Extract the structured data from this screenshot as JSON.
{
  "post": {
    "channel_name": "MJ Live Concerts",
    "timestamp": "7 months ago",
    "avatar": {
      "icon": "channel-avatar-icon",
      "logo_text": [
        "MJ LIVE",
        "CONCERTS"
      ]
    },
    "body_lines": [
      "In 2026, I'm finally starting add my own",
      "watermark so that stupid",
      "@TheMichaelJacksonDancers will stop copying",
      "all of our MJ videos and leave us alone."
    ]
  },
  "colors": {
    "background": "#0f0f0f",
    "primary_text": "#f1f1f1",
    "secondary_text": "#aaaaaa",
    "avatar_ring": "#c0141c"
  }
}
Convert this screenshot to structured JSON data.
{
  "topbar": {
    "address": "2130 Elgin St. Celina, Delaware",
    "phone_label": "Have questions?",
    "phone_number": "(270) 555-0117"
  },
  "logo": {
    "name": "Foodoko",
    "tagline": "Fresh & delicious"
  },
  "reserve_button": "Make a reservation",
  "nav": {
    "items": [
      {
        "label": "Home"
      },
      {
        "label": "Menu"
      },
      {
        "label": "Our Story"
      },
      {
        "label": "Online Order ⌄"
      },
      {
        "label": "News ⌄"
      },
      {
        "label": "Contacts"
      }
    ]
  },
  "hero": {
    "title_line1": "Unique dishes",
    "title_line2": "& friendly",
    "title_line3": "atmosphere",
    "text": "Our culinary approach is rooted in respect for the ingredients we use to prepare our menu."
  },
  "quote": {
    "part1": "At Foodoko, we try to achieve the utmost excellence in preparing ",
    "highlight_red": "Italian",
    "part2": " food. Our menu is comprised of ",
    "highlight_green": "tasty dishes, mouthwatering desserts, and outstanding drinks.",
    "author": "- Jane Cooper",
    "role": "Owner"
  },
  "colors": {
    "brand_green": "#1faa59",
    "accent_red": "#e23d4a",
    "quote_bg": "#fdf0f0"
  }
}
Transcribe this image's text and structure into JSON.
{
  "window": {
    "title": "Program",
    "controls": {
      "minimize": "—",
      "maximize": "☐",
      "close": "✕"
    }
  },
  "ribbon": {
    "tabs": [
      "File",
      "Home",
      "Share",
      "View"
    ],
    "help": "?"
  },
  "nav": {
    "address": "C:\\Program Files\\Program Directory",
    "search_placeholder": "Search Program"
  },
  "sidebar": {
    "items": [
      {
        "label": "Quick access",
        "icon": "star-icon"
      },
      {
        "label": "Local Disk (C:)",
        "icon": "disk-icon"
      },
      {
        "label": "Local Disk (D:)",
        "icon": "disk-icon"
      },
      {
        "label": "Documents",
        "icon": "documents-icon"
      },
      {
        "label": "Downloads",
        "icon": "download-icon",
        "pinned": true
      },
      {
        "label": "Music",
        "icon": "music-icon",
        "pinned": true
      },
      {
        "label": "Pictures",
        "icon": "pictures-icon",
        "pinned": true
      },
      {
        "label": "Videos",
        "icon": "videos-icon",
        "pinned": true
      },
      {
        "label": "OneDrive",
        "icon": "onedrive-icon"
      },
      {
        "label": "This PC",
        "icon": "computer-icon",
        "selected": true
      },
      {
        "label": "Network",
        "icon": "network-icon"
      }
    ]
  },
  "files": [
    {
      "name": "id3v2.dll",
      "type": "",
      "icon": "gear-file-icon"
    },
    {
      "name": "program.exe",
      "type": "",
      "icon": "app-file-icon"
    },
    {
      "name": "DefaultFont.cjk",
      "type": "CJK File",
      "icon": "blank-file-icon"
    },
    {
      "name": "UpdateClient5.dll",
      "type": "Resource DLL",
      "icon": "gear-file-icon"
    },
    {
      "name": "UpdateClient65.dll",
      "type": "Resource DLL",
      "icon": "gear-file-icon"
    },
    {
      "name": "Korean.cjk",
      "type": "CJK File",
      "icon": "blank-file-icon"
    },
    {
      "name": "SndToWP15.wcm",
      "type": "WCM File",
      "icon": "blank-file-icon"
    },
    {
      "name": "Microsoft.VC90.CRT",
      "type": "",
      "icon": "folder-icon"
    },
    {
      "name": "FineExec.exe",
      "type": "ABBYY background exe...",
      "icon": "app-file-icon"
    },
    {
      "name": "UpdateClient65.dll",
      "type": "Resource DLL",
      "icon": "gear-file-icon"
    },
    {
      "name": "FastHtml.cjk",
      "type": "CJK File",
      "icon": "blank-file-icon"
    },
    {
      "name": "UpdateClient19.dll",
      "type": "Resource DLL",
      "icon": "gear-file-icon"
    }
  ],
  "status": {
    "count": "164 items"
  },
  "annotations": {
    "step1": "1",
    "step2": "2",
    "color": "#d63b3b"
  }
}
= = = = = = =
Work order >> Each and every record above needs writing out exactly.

Task output >>
Extract the structured data from this screenshot as JSON.
{
  "post": {
    "channel_name": "MJ Live Concerts",
    "timestamp": "7 months ago",
    "avatar": {
      "icon": "channel-avatar-icon",
      "logo_text": [
        "MJ LIVE",
        "CONCERTS"
      ]
    },
    "body_lines": [
      "In 2026, I'm finally starting add my own",
      "watermark so that stupid",
      "@TheMichaelJacksonDancers will stop copying",
      "all of our MJ videos and leave us alone."
    ]
  },
  "colors": {
    "background": "#0f0f0f",
    "primary_text": "#f1f1f1",
    "secondary_text": "#aaaaaa",
    "avatar_ring": "#c0141c"
  }
}
Convert this screenshot to structured JSON data.
{
  "topbar": {
    "address": "2130 Elgin St. Celina, Delaware",
    "phone_label": "Have questions?",
    "phone_number": "(270) 555-0117"
  },
  "logo": {
    "name": "Foodoko",
    "tagline": "Fresh & delicious"
  },
  "reserve_button": "Make a reservation",
  "nav": {
    "items": [
      {
        "label": "Home"
      },
      {
        "label": "Menu"
      },
      {
        "label": "Our Story"
      },
      {
        "label": "Online Order ⌄"
      },
      {
        "label": "News ⌄"
      },
      {
        "label": "Contacts"
      }
    ]
  },
  "hero": {
    "title_line1": "Unique dishes",
    "title_line2": "& friendly",
    "title_line3": "atmosphere",
    "text": "Our culinary approach is rooted in respect for the ingredients we use to prepare our menu."
  },
  "quote": {
    "part1": "At Foodoko, we try to achieve the utmost excellence in preparing ",
    "highlight_red": "Italian",
    "part2": " food. Our menu is comprised of ",
    "highlight_green": "tasty dishes, mouthwatering desserts, and outstanding drinks.",
    "author": "- Jane Cooper",
    "role": "Owner"
  },
  "colors": {
    "brand_green": "#1faa59",
    "accent_red": "#e23d4a",
    "quote_bg": "#fdf0f0"
  }
}
Transcribe this image's text and structure into JSON.
{
  "window": {
    "title": "Program",
    "controls": {
      "minimize": "—",
      "maximize": "☐",
      "close": "✕"
    }
  },
  "ribbon": {
    "tabs": [
      "File",
      "Home",
      "Share",
      "View"
    ],
    "help": "?"
  },
  "nav": {
    "address": "C:\\Program Files\\Program Directory",
    "search_placeholder": "Search Program"
  },
  "sidebar": {
    "items": [
      {
        "label": "Quick access",
        "icon": "star-icon"
      },
      {
        "label": "Local Disk (C:)",
        "icon": "disk-icon"
      },
      {
        "label": "Local Disk (D:)",
        "icon": "disk-icon"
      },
      {
        "label": "Documents",
        "icon": "documents-icon"
      },
      {
        "label": "Downloads",
        "icon": "download-icon",
        "pinned": true
      },
      {
        "label": "Music",
        "icon": "music-icon",
        "pinned": true
      },
      {
        "label": "Pictures",
        "icon": "pictures-icon",
        "pinned": true
      },
      {
        "label": "Videos",
        "icon": "videos-icon",
        "pinned": true
      },
      {
        "label": "OneDrive",
        "icon": "onedrive-icon"
      },
      {
        "label": "This PC",
        "icon": "computer-icon",
        "selected": true
      },
      {
        "label": "Network",
        "icon": "network-icon"
      }
    ]
  },
  "files": [
    {
      "name": "id3v2.dll",
      "type": "",
      "icon": "gear-file-icon"
    },
    {
      "name": "program.exe",
      "type": "",
      "icon": "app-file-icon"
    },
    {
      "name": "DefaultFont.cjk",
      "type": "CJK File",
      "icon": "blank-file-icon"
    },
    {
      "name": "UpdateClient5.dll",
      "type": "Resource DLL",
      "icon": "gear-file-icon"
    },
    {
      "name": "UpdateClient65.dll",
      "type": "Resource DLL",
      "icon": "gear-file-icon"
    },
    {
      "name": "Korean.cjk",
      "type": "CJK File",
      "icon": "blank-file-icon"
    },
    {
      "name": "SndToWP15.wcm",
      "type": "WCM File",
      "icon": "blank-file-icon"
    },
    {
      "name": "Microsoft.VC90.CRT",
      "type": "",
      "icon": "folder-icon"
    },
    {
      "name": "FineExec.exe",
      "type": "ABBYY background exe...",
      "icon": "app-file-icon"
    },
    {
      "name": "UpdateClient65.dll",
      "type": "Resource DLL",
      "icon": "gear-file-icon"
    },
    {
      "name": "FastHtml.cjk",
      "type": "CJK File",
      "icon": "blank-file-icon"
    },
    {
      "name": "UpdateClient19.dll",
      "type": "Resource DLL",
      "icon": "gear-file-icon"
    }
  ],
  "status": {
    "count": "164 items"
  },
  "annotations": {
    "step1": "1",
    "step2": "2",
    "color": "#d63b3b"
  }
}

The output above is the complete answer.